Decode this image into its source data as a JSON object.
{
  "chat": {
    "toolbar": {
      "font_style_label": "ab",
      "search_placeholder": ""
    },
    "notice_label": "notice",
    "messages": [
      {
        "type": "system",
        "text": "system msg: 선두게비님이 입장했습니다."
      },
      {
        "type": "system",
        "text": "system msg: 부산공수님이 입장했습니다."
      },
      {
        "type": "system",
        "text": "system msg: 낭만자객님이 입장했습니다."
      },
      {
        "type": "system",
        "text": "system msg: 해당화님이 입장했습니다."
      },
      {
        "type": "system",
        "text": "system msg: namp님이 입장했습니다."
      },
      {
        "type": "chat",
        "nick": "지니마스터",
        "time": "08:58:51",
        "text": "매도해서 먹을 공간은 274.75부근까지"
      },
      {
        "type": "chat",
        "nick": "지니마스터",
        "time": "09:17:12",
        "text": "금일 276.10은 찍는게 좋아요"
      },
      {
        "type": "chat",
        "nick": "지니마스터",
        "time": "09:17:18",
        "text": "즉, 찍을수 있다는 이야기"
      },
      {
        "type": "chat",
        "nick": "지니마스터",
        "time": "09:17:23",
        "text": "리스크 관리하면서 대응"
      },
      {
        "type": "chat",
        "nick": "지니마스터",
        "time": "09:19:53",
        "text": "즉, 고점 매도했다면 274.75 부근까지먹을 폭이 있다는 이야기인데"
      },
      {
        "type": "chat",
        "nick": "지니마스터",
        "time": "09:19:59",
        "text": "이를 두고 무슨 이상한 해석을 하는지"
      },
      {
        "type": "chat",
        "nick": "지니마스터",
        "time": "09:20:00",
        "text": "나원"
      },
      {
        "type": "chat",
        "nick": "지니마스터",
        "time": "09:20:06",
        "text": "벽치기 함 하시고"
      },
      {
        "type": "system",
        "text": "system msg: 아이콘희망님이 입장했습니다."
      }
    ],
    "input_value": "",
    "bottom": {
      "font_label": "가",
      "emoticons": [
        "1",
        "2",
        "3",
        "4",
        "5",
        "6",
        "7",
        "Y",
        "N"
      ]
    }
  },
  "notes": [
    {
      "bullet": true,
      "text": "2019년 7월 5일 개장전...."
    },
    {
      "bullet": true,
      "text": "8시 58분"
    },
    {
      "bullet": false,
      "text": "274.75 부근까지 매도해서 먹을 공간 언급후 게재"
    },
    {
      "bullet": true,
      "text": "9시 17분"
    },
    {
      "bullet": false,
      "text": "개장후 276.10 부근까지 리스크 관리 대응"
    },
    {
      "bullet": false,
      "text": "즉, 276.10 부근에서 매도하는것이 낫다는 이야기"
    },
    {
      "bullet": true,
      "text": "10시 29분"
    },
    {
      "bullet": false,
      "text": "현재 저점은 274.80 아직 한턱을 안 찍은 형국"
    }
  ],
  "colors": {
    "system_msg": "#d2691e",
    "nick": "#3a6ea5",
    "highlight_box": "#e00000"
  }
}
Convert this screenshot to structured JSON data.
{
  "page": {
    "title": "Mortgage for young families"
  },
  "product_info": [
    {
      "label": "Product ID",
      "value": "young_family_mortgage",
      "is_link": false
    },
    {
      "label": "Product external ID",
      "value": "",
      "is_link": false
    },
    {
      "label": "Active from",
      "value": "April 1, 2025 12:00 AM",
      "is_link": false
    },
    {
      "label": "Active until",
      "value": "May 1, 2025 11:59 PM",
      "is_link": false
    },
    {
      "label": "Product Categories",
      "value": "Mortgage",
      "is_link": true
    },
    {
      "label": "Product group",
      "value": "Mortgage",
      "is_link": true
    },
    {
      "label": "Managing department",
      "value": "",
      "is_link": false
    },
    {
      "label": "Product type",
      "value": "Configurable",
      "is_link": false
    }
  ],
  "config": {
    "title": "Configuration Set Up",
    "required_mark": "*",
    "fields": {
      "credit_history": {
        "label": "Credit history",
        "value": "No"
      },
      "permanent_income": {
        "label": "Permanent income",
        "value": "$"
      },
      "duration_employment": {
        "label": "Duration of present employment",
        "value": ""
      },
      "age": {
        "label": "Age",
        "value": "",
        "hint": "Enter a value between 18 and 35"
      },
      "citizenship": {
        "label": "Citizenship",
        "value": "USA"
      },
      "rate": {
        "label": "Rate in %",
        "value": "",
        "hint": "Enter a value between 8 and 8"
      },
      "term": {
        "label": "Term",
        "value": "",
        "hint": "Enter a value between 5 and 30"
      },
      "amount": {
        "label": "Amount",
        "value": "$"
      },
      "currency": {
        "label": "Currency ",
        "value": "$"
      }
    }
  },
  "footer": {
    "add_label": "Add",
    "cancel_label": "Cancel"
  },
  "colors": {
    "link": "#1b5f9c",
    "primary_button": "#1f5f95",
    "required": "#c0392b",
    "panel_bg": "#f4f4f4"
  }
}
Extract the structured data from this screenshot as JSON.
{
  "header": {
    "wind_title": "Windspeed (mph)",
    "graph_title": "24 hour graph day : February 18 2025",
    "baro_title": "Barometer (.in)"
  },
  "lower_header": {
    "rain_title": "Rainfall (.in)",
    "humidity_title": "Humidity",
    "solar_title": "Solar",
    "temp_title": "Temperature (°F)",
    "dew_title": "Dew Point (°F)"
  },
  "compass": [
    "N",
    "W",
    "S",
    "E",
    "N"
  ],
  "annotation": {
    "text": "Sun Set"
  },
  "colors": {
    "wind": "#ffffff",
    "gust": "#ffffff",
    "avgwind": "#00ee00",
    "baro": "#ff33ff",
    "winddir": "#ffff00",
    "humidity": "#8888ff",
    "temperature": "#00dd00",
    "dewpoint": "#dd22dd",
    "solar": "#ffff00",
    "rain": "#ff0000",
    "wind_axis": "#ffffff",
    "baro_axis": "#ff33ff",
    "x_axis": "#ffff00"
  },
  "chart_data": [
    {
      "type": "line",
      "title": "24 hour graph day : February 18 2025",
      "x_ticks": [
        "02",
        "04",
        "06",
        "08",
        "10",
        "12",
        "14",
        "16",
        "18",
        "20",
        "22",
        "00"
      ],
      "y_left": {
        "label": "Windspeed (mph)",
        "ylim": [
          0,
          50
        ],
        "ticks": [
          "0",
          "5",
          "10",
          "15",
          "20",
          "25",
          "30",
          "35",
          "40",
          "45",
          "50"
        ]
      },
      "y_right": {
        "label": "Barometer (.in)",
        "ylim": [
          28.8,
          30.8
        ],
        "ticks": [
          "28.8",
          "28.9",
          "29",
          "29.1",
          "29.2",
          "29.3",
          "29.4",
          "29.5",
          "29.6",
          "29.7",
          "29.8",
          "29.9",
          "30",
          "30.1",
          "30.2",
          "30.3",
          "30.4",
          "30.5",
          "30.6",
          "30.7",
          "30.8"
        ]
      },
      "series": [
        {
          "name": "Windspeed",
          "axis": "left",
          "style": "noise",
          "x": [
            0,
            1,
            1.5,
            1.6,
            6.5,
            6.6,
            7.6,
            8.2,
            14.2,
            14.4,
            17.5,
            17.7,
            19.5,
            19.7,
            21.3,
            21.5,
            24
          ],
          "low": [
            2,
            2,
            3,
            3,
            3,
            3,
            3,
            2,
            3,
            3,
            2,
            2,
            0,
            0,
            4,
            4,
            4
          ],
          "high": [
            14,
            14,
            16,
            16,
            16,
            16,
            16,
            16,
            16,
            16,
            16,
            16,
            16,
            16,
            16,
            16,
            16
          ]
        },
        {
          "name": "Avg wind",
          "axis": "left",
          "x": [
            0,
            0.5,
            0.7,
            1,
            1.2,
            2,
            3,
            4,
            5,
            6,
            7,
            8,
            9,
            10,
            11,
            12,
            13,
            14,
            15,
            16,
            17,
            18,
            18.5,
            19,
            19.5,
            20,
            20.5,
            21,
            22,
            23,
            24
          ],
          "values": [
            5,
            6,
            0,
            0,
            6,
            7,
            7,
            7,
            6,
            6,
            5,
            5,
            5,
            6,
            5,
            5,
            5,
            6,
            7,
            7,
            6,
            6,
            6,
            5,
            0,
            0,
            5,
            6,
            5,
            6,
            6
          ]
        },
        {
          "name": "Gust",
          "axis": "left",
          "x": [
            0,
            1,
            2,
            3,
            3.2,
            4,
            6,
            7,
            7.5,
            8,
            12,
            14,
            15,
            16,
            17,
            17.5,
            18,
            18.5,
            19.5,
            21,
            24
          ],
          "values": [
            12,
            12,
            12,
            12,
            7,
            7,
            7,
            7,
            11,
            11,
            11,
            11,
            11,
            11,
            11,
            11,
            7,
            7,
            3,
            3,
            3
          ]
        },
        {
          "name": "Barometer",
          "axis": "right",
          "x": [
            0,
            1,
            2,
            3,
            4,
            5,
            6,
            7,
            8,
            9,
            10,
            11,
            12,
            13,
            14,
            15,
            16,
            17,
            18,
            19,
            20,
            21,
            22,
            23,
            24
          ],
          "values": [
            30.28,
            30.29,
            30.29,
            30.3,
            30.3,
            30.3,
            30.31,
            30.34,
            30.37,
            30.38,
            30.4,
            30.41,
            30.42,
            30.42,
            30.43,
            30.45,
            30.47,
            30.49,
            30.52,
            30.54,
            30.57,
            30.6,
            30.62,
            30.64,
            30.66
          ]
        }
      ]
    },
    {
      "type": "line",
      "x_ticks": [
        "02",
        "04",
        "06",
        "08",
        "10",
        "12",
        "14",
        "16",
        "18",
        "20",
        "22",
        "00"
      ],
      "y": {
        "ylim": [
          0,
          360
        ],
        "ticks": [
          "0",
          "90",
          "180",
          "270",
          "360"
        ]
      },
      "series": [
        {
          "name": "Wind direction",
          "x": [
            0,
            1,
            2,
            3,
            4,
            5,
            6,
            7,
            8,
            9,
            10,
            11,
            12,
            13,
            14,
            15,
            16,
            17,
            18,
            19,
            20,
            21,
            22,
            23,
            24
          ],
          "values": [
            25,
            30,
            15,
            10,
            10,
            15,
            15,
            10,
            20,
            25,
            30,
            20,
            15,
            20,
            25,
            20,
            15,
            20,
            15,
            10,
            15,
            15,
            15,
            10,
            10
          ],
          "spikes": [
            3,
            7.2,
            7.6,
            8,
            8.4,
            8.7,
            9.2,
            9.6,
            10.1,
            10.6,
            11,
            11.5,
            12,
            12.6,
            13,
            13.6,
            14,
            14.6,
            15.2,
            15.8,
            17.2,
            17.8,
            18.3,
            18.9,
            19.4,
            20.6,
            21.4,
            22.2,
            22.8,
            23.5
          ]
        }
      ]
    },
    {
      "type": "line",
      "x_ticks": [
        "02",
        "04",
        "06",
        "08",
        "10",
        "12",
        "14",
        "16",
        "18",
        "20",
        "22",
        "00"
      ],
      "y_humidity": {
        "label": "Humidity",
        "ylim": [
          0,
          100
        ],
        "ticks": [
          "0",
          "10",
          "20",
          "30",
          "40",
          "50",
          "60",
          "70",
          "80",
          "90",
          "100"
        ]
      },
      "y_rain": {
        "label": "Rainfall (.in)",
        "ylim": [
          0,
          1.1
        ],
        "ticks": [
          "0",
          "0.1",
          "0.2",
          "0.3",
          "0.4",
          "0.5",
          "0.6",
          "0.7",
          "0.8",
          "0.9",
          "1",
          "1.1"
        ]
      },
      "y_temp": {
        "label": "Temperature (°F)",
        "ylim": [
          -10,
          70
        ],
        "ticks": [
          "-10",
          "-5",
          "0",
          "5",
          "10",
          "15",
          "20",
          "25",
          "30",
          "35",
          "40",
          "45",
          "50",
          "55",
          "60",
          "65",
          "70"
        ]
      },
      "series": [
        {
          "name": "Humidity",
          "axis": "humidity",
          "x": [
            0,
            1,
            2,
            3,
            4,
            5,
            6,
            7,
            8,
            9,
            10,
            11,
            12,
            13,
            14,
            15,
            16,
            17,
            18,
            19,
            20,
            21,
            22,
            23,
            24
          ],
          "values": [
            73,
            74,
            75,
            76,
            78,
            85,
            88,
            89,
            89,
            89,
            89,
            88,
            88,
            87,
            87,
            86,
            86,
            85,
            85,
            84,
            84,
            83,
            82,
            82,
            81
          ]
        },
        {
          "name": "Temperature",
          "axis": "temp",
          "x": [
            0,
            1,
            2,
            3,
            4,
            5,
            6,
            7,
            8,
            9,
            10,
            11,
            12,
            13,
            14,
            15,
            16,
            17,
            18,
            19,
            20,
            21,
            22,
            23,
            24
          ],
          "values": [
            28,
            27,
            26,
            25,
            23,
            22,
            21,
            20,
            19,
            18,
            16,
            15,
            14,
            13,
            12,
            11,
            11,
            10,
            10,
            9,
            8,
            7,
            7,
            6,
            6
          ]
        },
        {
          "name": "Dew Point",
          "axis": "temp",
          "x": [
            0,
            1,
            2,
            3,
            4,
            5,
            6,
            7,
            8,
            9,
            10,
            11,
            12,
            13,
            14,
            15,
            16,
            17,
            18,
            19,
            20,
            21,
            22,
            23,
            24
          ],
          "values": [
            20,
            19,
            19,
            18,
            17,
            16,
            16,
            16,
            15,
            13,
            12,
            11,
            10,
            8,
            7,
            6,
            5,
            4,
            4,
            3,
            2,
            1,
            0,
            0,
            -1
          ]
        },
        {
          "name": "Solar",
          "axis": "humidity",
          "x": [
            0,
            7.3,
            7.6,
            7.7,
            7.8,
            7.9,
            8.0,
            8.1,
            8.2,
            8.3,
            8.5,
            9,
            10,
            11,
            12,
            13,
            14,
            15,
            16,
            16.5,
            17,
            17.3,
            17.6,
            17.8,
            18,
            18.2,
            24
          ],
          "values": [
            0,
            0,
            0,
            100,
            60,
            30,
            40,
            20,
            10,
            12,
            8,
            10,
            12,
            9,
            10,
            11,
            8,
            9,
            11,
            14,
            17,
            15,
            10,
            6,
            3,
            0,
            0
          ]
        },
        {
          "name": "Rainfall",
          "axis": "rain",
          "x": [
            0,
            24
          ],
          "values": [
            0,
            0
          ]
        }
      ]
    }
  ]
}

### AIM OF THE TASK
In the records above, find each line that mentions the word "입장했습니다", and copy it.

### WRITTEN RESPONSE
        "text": "system msg: 선두게비님이 입장했습니다."
        "text": "system msg: 부산공수님이 입장했습니다."
        "text": "system msg: 낭만자객님이 입장했습니다."
        "text": "system msg: 해당화님이 입장했습니다."
        "text": "system msg: namp님이 입장했습니다."
        "text": "system msg: 아이콘희망님이 입장했습니다."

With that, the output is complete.